======== DATA ========

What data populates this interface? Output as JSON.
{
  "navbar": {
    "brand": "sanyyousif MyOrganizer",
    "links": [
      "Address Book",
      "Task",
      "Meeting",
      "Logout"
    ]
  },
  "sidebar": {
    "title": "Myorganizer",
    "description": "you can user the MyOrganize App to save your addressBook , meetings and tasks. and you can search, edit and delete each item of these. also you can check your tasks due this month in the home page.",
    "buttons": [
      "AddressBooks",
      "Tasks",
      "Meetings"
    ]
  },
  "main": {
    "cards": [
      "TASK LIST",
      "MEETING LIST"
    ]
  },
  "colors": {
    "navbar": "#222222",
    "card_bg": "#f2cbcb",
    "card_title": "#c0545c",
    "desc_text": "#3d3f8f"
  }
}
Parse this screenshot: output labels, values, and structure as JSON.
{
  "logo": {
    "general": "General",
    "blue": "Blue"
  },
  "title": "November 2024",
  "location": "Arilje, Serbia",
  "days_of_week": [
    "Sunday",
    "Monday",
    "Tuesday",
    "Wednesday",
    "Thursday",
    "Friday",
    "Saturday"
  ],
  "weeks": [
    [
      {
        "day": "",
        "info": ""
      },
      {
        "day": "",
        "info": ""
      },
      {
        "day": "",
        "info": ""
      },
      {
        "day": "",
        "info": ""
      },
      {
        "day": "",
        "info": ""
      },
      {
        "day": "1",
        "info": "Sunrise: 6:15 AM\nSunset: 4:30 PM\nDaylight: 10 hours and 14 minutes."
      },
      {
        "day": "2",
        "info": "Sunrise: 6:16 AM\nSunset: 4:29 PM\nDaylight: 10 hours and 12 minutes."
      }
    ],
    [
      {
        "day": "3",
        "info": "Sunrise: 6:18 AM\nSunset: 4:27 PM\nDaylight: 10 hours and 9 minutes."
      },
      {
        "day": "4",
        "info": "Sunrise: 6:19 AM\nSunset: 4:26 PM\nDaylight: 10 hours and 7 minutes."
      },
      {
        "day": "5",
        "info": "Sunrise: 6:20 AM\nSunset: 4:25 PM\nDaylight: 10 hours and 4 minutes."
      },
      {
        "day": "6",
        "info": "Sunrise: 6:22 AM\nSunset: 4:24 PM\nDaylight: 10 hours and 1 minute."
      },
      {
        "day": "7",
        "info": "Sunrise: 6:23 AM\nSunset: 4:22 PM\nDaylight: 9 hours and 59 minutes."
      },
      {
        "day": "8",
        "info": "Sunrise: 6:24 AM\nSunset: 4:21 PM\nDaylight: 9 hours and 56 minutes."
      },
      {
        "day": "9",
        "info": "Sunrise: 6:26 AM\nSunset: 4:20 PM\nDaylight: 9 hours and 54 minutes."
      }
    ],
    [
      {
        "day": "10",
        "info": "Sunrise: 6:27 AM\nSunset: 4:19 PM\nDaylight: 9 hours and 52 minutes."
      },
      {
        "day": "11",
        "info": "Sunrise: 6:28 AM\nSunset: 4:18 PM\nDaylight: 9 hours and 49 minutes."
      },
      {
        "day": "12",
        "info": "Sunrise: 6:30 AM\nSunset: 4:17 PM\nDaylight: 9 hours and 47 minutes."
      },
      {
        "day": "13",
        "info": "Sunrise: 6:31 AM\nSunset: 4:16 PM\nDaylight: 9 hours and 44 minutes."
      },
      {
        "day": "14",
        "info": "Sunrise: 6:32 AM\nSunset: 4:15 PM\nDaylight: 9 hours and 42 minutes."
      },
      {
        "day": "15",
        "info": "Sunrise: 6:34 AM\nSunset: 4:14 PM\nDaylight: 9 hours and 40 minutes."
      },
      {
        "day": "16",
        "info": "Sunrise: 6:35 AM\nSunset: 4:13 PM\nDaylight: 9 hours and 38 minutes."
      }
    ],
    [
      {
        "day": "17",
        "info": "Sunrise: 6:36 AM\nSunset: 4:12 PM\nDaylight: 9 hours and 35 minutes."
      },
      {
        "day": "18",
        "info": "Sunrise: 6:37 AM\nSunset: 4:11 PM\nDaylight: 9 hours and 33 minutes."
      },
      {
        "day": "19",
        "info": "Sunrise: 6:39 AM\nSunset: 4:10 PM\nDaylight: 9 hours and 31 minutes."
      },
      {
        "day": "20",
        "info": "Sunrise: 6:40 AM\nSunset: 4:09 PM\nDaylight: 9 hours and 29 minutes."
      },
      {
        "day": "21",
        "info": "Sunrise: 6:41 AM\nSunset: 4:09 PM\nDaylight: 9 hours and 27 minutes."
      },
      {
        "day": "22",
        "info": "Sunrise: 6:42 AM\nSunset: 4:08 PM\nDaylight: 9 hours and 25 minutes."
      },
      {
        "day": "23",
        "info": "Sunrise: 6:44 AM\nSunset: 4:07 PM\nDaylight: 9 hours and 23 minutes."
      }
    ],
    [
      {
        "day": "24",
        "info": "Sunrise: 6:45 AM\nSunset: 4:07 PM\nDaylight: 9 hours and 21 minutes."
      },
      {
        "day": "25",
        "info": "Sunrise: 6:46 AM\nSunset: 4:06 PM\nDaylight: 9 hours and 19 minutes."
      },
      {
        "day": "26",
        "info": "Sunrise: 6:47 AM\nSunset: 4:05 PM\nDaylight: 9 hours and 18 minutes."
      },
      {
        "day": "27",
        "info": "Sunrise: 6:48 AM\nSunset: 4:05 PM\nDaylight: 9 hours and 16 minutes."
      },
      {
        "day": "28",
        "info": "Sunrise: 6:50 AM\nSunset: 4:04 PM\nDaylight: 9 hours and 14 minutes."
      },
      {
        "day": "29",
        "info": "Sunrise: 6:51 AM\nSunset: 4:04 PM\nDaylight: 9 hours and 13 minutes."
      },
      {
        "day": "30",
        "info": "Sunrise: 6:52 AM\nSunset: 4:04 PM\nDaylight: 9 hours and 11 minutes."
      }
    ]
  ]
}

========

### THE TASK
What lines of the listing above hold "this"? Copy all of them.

### EXERCISE RESPONSE
What data populates this interface? Output as JSON.
    "description": "you can user the MyOrganize App to save your addressBook , meetings and tasks. and you can search, edit and delete each item of these. also you can check your tasks due this month in the home page.",
Parse this screenshot: output labels, values, and structure as JSON.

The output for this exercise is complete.